On 23 May 1996 The Go-Betweens assemble again for a concert in Paris, France, at the invitation of fans at the French music magazine ‘Les Inrockuptibles’ for the publication’s tenth anniversary. For this show, Robert Forster and Grant McLennan are joined by Adele Pickvance (bass) and Glenn Thompson (drums).
This leads to a full-scale return for the group. Minus Glenn Thompson, they record ‘The Friends Of Rachel Worth’ (2000). With Thompson back aboard, they make two more albums, ‘Bright Yellow Bright Orange’ (2003) and ‘Oceans Apart’ (2006). Grant McLennan’s ‘Finding You’ from the last-named album is the final Go-Betweens single.
On 6 May 2006 Grant McLennan prepares for a party at his Brisbane home with his fiancée, Emma Pursey. Saying he feels unwell, he goes upstairs to rest.
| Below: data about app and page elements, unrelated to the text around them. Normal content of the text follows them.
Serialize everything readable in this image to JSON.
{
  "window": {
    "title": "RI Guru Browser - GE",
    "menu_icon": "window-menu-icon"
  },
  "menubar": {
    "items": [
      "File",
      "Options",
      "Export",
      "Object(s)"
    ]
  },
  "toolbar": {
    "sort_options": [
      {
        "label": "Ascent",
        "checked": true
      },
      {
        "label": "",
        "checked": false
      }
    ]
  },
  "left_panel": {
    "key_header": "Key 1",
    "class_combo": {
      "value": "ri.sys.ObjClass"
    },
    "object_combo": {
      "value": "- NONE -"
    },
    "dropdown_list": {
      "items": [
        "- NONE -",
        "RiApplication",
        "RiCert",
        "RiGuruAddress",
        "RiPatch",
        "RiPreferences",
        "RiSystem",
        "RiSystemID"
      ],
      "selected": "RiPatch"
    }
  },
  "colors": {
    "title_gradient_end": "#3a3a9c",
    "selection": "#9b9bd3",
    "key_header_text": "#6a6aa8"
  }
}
His flatmate, friends and fiancée find him dead of a heart attack, aged 48. Robert Forster subsequently announces The Go-Betweens are no more.
The Go-Betweens story was one of a band that never really fitted in. They were not as loud and brash as their Australian rock contemporaries. Yet, in England, they remained resolutely Australian in tone and lyrics. The Go-Betweens recorded music that, in some better alternate world, would have dominated the pop charts. Instead, this accessible and enchanting body of work ‘only’ won critical plaudits and the hearts of a small but dedicated fanbase. Commercial success and creative quality are, sadly, not always aligned. ‘In a country in which the brash and obvious almost always holds sway, The Go-Betweens always stood out with their poignant, understated music.’ ‘Although they wrote and performed music that seemed tailor-made for radio, radio largely ignored them. At home in Australia, particularly, they failed to cross the line from cult band to sales and airplay status. The Go-Betweens were one of rock’s best kept secrets.’
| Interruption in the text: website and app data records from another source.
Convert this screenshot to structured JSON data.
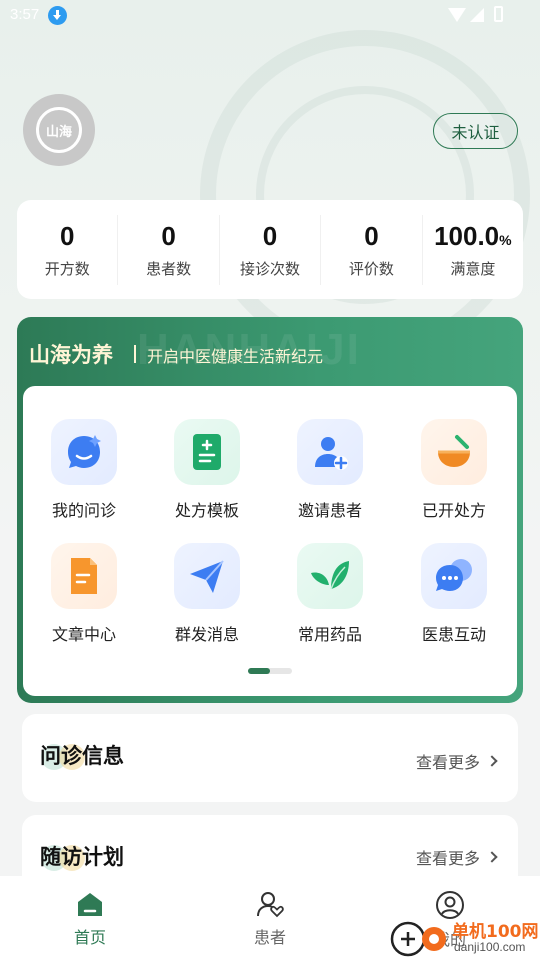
{
  "status_bar": {
    "time": "3:57"
  },
  "profile": {
    "cert_label": "未认证",
    "avatar_text": "山海"
  },
  "stats": [
    {
      "value": "0",
      "unit": "",
      "label": "开方数"
    },
    {
      "value": "0",
      "unit": "",
      "label": "患者数"
    },
    {
      "value": "0",
      "unit": "",
      "label": "接诊次数"
    },
    {
      "value": "0",
      "unit": "",
      "label": "评价数"
    },
    {
      "value": "100.0",
      "unit": "%",
      "label": "满意度"
    }
  ],
  "banner": {
    "title": "山海为养",
    "subtitle": "开启中医健康生活新纪元",
    "bg_text": "HANHAIJI"
  },
  "menu": [
    {
      "label": "我的问诊",
      "icon": "consult-icon"
    },
    {
      "label": "处方模板",
      "icon": "prescription-template-icon"
    },
    {
      "label": "邀请患者",
      "icon": "invite-patient-icon"
    },
    {
      "label": "已开处方",
      "icon": "mortar-icon"
    },
    {
      "label": "文章中心",
      "icon": "article-icon"
    },
    {
      "label": "群发消息",
      "icon": "send-icon"
    },
    {
      "label": "常用药品",
      "icon": "leaf-icon"
    },
    {
      "label": "医患互动",
      "icon": "chat-icon"
    }
  ],
  "sections": [
    {
      "title": "问诊信息",
      "more": "查看更多"
    },
    {
      "title": "随访计划",
      "more": "查看更多"
    }
  ],
  "tabs": [
    {
      "label": "首页",
      "active": true
    },
    {
      "label": "患者",
      "active": false
    },
    {
      "label": "我的",
      "active": false
    }
  ],
  "watermark": {
    "text": "单机100网",
    "url": "danji100.com"
  },
  "colors": {
    "primary": "#2f7a55",
    "banner_gold": "#fff5d6"
  }
}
- ‘The Big Australian Rock Book’, ‘The Go-Betweens’ by Ed St. John, Jane Gardiner (Megabooks, 1985) p. 74, 128, 129
- wikipedia.org as at 11 February 2013
- ‘DVD & Video Guide 2007’ by Mick Martin, Marsha Porter (Ballantine Books, 2006) p. 447
- tonedeaf.com.au (13 September 2012)
- ‘Bellavista Terrace, Best Of The Go-Betweens’ – Sleeve notes by Robert Forster (Beggars Banquet Records Ltd, 1999) p. 2
- ‘Hit’ liftout, ‘Herald Sun’ (Melbourne, Australia newspaper) (30 August 2012)
- sing365com as at 28 February 2013
- ‘Friday On My Mind’ by Ed Nimmervoll (Five Mile Press, 2004) p. 139
Song lyrics copyright Complete Music Ltd.
Last revised 26 August 2014